Step 1: Enhance Transparency

The first step in addressing labor recruiter exploitation is to enhance transparency throughout the supply chain, particularly supplier verticals with intensive labor like agriculture and construction. Conduct thorough due diligence to understand the recruitment agencies and subcontractors involved in sourcing labor. This includes assessing their track record, compliance with labor laws, and adherence to ethical recruitment practices. Additionally, businesses should establish clear contractual obligations that hold suppliers, and their sub-suppliers accountable for ensuring fair labor practices and transparency in recruitment processes. Plausible deniability down the supply chain is the real enemy here.

Implementing robust monitoring and auditing mechanisms can help detect and prevent labor recruiter exploitation. This involves conducting regular on-site inspections, worker interviews, and third-party audits to verify compliance with labor standards. By promoting transparency and accountability, businesses can mitigate the risk of labor recruiter exploitation and foster a culture of ethical labor practices within their supply chains.

Step 2: Collaborate with Stakeholders

Addressing supply chain risks related to labor recruiter exploitation requires collaboration among various stakeholders, including governments, civil society organizations, and industry peers. Businesses should actively engage with these stakeholders to share best practices, leverage collective expertise, and advocate for policy reforms that safeguard worker rights.

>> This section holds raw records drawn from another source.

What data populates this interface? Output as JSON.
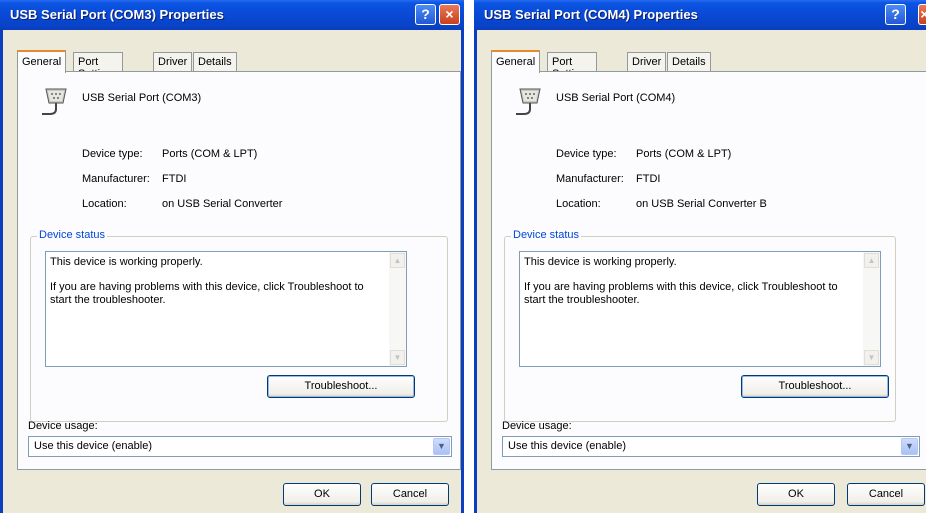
{
  "windows": [
    {
      "title": "USB Serial Port (COM3) Properties",
      "tabs": [
        "General",
        "Port Settings",
        "Driver",
        "Details"
      ],
      "device_name": "USB Serial Port (COM3)",
      "device_type_label": "Device type:",
      "device_type_value": "Ports (COM & LPT)",
      "manufacturer_label": "Manufacturer:",
      "manufacturer_value": "FTDI",
      "location_label": "Location:",
      "location_value": "on USB Serial Converter",
      "status_group_title": "Device status",
      "status_line1": "This device is working properly.",
      "status_line2": "If you are having problems with this device, click Troubleshoot to start the troubleshooter.",
      "troubleshoot_label": "Troubleshoot...",
      "usage_label": "Device usage:",
      "usage_value": "Use this device (enable)",
      "ok_label": "OK",
      "cancel_label": "Cancel"
    },
    {
      "title": "USB Serial Port (COM4) Properties",
      "tabs": [
        "General",
        "Port Settings",
        "Driver",
        "Details"
      ],
      "device_name": "USB Serial Port (COM4)",
      "device_type_label": "Device type:",
      "device_type_value": "Ports (COM & LPT)",
      "manufacturer_label": "Manufacturer:",
      "manufacturer_value": "FTDI",
      "location_label": "Location:",
      "location_value": "on USB Serial Converter B",
      "status_group_title": "Device status",
      "status_line1": "This device is working properly.",
      "status_line2": "If you are having problems with this device, click Troubleshoot to start the troubleshooter.",
      "troubleshoot_label": "Troubleshoot...",
      "usage_label": "Device usage:",
      "usage_value": "Use this device (enable)",
      "ok_label": "OK",
      "cancel_label": "Cancel"
    }
  ],
  "icons": {
    "help": "?",
    "close": "×",
    "device": "serial-port-icon",
    "dropdown": "chevron-down-icon"
  },
  "colors": {
    "titlebar": "#0a4ad6",
    "dialog_bg": "#ece9d8",
    "active_tab_accent": "#e68b2c",
    "group_title": "#0046d5"
  }
}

Collaborative initiatives such as multi-stakeholder partnerships, industry forums, and working groups can facilitate information sharing, capacity building, and the development of industry-wide standards for ethical labor recruitment. By working together, stakeholders can address systemic issues, strengthen regulatory frameworks, and create a supportive environment for responsible sourcing practices across supply chains. Consider demanding suppliers work with ethical recruiters like 

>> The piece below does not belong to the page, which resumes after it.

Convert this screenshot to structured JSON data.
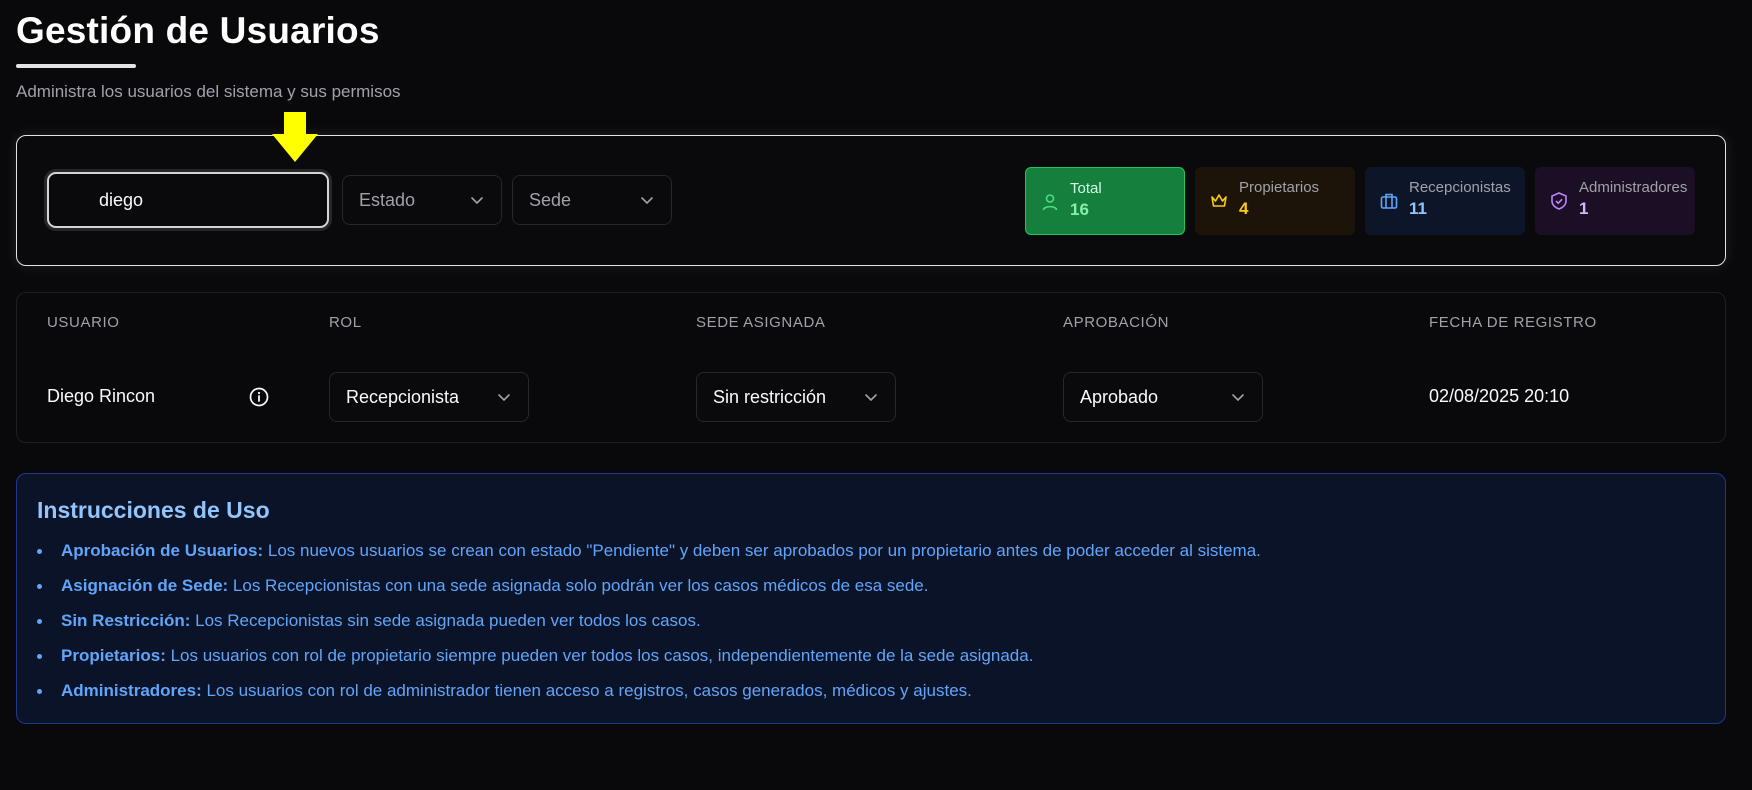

Step 3: Invest in Worker Empowerment and Education

Empowering workers with knowledge and resources is essential in combating labor recruiter exploitation. Businesses should invest in training programs and awareness campaigns to educate workers about their rights, including fair wages, safe working conditions, and freedom from coercion or exploitation.

Moreover, providing channels for workers to voice grievances and seek assistance is crucial in creating a supportive environment for reporting labor rights violations. This can include establishing confidential hotlines, grievance mechanisms, and worker-led committees to address concerns and resolve disputes effectively.

Investing in community development initiatives, such as vocational training, education, and access to social services, can empower workers and their families to break the cycle of exploitation and achieve economic independence.

Sum It Up

Addressing the supply chain risk of labor recruiter exploitation requires a multi-faceted approach that involves enhancing transparency and accountability, collaborating with stakeholders, and investing in worker empowerment and education. FRDM offers several risk analysis tools along with supplier engagement and training tools to guide suppliers toward best practices who operate in some of the riskiest industries and geographies. 

To learn more contact us.

Marketing Team